Which lines of the records below contain the word "Monthly"? Show each one.

(Dataset rows for apps and sites)
● ● ●

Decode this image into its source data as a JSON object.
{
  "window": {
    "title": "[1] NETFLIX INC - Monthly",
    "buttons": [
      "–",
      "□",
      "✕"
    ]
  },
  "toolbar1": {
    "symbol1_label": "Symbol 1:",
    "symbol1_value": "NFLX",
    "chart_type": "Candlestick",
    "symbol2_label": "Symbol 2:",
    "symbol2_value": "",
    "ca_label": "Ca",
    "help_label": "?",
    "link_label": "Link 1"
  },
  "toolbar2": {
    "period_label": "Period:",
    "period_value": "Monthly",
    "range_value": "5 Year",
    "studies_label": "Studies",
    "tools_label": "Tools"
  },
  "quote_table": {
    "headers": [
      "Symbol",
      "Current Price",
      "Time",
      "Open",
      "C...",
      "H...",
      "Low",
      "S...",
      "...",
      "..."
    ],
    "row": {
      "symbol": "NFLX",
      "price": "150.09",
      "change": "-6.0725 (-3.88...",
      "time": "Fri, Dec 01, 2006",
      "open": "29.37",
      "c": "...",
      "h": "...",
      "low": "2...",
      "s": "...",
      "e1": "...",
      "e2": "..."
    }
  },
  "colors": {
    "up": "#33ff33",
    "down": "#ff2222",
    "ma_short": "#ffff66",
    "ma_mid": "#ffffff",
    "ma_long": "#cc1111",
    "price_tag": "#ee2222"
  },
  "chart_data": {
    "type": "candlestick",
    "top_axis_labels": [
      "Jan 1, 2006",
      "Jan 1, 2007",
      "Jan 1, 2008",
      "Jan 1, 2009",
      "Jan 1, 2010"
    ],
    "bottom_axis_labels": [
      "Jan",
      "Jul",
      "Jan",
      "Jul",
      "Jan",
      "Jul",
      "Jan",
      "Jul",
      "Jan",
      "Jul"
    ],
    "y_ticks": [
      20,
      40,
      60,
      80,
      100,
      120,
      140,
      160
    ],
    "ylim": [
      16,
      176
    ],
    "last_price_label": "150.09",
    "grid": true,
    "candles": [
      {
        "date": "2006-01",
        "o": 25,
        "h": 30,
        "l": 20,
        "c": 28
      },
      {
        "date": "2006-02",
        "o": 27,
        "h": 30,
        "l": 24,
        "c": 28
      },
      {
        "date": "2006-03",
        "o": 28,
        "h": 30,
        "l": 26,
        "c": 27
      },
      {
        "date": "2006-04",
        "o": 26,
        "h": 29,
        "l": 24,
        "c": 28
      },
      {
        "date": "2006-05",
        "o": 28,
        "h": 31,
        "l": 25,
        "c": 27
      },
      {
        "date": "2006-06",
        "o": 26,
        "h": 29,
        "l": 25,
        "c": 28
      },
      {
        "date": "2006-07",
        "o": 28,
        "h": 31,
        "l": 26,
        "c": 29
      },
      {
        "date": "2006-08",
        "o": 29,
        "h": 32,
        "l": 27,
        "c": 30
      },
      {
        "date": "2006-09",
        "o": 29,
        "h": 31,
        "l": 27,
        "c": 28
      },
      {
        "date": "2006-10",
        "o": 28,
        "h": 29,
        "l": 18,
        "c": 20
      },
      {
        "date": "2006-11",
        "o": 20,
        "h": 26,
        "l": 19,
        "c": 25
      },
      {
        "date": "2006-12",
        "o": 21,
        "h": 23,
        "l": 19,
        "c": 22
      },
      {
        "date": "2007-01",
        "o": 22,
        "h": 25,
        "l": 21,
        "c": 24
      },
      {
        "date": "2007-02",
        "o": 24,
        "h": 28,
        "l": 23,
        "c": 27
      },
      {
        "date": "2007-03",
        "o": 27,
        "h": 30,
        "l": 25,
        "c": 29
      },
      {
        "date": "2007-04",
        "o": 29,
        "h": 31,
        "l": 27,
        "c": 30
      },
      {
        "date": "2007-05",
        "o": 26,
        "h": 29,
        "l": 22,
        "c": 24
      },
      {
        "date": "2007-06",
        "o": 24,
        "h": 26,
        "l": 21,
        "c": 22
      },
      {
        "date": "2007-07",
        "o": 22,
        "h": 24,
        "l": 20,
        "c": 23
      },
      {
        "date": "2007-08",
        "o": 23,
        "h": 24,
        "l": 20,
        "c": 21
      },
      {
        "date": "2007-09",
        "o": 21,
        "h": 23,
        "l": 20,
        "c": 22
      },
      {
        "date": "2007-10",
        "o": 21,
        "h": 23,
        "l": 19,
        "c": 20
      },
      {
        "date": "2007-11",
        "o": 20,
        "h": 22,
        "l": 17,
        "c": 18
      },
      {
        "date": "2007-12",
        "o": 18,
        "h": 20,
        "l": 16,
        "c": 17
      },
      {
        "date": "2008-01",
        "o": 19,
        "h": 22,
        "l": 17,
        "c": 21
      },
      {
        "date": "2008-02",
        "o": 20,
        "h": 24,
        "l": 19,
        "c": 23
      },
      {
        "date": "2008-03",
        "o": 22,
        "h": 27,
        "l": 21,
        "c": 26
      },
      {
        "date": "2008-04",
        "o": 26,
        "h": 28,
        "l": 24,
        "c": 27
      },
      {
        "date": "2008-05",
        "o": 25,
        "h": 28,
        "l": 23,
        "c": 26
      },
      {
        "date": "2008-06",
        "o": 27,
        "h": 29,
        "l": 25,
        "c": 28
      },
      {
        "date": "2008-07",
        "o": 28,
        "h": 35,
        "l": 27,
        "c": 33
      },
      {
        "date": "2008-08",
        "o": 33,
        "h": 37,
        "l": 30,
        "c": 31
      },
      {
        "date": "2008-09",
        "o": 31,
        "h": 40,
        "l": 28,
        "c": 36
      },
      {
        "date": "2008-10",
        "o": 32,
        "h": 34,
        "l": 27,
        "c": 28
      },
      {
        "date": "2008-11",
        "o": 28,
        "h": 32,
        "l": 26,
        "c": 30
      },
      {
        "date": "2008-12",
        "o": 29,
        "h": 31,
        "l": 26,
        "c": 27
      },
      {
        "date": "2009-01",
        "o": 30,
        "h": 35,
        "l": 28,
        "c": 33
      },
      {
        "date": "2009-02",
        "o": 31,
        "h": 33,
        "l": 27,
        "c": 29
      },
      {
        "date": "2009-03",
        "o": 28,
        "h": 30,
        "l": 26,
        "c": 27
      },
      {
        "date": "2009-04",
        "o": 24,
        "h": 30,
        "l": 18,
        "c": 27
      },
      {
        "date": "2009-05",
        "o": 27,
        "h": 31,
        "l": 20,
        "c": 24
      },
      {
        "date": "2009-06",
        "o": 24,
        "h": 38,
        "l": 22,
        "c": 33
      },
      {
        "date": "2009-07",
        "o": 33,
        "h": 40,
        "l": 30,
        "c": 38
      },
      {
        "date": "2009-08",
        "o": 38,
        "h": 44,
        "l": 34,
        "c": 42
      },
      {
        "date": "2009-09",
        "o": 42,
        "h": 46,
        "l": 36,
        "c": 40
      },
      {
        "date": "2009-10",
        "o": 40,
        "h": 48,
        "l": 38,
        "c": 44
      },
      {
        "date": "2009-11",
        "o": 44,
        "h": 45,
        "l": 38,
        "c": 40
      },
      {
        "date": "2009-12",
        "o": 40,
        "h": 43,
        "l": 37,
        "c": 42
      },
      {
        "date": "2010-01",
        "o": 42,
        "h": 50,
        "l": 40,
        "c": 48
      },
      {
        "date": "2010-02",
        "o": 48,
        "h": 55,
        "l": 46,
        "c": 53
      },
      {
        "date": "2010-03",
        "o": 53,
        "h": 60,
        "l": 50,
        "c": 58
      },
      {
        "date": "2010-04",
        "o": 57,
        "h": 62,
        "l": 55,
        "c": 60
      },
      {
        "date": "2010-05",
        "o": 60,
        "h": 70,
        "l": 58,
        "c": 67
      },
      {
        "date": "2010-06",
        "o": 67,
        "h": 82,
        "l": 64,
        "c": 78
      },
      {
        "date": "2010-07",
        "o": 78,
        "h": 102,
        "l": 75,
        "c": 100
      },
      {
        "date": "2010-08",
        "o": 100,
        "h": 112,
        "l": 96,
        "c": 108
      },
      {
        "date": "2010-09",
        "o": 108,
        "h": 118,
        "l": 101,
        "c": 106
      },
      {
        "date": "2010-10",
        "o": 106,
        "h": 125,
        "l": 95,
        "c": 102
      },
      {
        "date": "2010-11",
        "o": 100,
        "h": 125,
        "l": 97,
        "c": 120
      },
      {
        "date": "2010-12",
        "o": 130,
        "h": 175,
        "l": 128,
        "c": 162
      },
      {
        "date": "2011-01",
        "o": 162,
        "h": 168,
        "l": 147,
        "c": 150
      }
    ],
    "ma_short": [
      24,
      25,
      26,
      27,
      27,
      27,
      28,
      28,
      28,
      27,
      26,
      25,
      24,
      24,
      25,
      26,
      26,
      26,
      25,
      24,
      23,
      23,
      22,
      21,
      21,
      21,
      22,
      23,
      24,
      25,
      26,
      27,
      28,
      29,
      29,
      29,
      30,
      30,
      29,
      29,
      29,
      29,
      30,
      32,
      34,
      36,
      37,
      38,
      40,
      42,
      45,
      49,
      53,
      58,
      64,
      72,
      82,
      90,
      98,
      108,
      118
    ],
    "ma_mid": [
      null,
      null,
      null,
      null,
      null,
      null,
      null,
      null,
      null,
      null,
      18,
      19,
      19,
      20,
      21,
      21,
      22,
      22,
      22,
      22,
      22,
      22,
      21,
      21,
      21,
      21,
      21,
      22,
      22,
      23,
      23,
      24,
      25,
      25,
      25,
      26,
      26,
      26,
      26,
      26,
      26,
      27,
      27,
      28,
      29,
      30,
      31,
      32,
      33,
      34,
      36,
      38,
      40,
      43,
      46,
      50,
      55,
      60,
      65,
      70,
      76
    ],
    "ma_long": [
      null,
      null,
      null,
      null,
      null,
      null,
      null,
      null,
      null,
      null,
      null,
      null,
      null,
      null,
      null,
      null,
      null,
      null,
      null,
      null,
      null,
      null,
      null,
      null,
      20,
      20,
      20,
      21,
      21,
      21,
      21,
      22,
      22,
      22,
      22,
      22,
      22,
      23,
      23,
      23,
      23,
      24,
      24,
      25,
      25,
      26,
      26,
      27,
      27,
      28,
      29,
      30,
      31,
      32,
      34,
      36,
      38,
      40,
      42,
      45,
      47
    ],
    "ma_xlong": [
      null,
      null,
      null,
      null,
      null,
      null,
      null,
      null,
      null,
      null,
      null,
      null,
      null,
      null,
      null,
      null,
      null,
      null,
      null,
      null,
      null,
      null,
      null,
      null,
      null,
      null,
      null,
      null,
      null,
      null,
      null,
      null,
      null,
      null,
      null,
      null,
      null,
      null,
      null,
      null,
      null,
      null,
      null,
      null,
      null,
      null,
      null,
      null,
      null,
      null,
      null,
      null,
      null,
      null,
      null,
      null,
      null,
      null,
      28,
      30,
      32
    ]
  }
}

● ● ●

- [EXERCISE RESULT]
    "title": "[1] NETFLIX INC - Monthly",
    "period_value": "Monthly",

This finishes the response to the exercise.